According to one who was present, Churchill suddenly blurted out: "Are we animals? Are we taking this too far?"
From earlier this month, President Bush:
Because the danger remains, we need to ensure our intelligence officials have all the tools they need to stop the terrorists.
Unfortunately, Congress recently sent me an intelligence authorization bill that would diminish these vital tools. So today, I vetoed it.
DARKON is a feature documentary that follows the real-life adventures of an unusual group of weekend "warrior knights," fantasy role-playing gamers whose live action "battleground" is modern-day Baltimore, Maryland, re-imagined as a make-believe medieval world named Darkon. These live action gamers combine the physical drama of historical re-enactments with character-driven storylines inspired in part by such perennial favorite fantasy epics like the legends of King Arthur, Lord of the Rings, and the saga of Conan the Barbarian. As role players, they create alter-egos with rich emotional, psychological, and social lives. They costume themselves and physically act out their characters exploits both in intimate court intrigue and campouts and in panoramic battle scenarios involving competitive strategies, convincingly real props, and full contact "combat." Because real life so often gets in the way, it's easy to understand these players motivations.
With a 98% fresh rating on Rotten Tomatoes, King of Kong is a must-see film. Critics call it "improbably compelling, stupendously and wildly entertaining, madly arresting, hilarious and moving, taught, tense, fascinating, rousing, and laugh-out-loud funny."
As Decius said, it's pretty much about how everything everywhere actually works. I saw this on the festival circuit earlier this year; it won the best documentary award at IFF Boston.
Mitchell, 37, says he only counts his scores if they're played in a public venue, and he won't say if he can beat his cross-country competitor. He'll only say that he's planning something big and unprecedented in response to Wiebe's win.
If there's one thing to know about Billy Mitchell, it's that he does not disappoint.
American Hardcore: The History of American Punk Rock 1980 - 1986
10:33 pm EDT, Aug 10, 2006
Coming soon to a theater near you.
Inspired by Steven Blush's book "American Hardcore: A tribal history" Paul Rachman's feature documentary debut is a chronicle of the underground hardcore punk years from 1979 to 1986. Interviews and rare live footage from artists such as Black Flag, Bad Brains, Minor Threat, SS Decontrol and the Dead Kennedys.
Don't give me "The Clash" and claim you're punk. We're talking hardcore, right here!

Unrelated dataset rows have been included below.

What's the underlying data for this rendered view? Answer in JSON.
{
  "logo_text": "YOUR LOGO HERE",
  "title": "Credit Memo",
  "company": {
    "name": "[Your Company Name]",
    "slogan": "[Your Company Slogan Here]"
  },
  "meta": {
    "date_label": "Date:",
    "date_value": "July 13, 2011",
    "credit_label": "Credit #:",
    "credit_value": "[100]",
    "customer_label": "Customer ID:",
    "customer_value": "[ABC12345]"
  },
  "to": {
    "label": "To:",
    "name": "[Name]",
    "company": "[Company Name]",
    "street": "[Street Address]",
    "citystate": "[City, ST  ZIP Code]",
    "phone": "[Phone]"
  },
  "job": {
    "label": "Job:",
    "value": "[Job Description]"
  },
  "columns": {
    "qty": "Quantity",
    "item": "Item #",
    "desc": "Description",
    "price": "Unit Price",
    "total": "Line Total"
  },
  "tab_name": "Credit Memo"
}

This documentary won the Grand Jury prize for best documentary at Sundance. If you live in LA, NY, or Boston, go see it now; otherwise, you'll have to wait for it to be released on DVD.

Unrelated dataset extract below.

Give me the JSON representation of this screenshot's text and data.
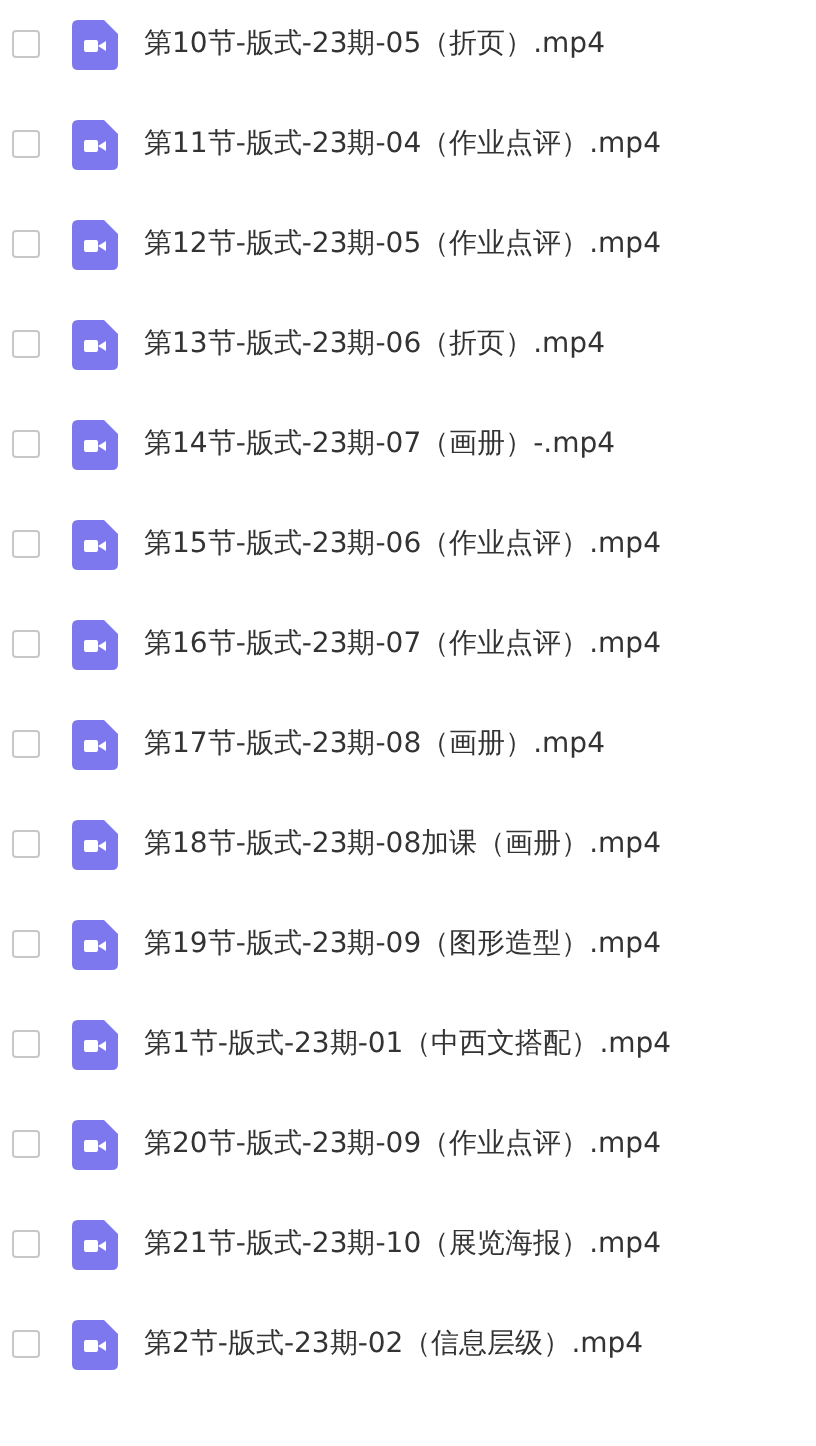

Why We Fight, the new film by Eugene Jarecki, is an unflinching look at the anatomy of the American war machine, weaving unforgettable personal stories with commentary by a who's who of military and beltway insiders. Featuring John McCain, William Kristol, Chalmers Johnson, Gore Vidal, Richard Perle and others, Why We Fight launches a bipartisan inquiry into the workings of the military industrial complex and the rise fo the American Empire.
Speaking with the BBC about a source in the documentary, director Eugene Jarecki says, "Is she right? I don’t really look for that. I look for people who say things that are arresting, who you may not necessarily agree with, but who you also can't just dismiss."
Manohla Dargis called it "agitprop entertainment." She also says "Everyone sounds smart, if not always convincing." But the best part of her review is this:
The idea is that because the public buys the lies, it also buys the wars. Too bad this doesn't explain why people buy lies, including the obvious ones.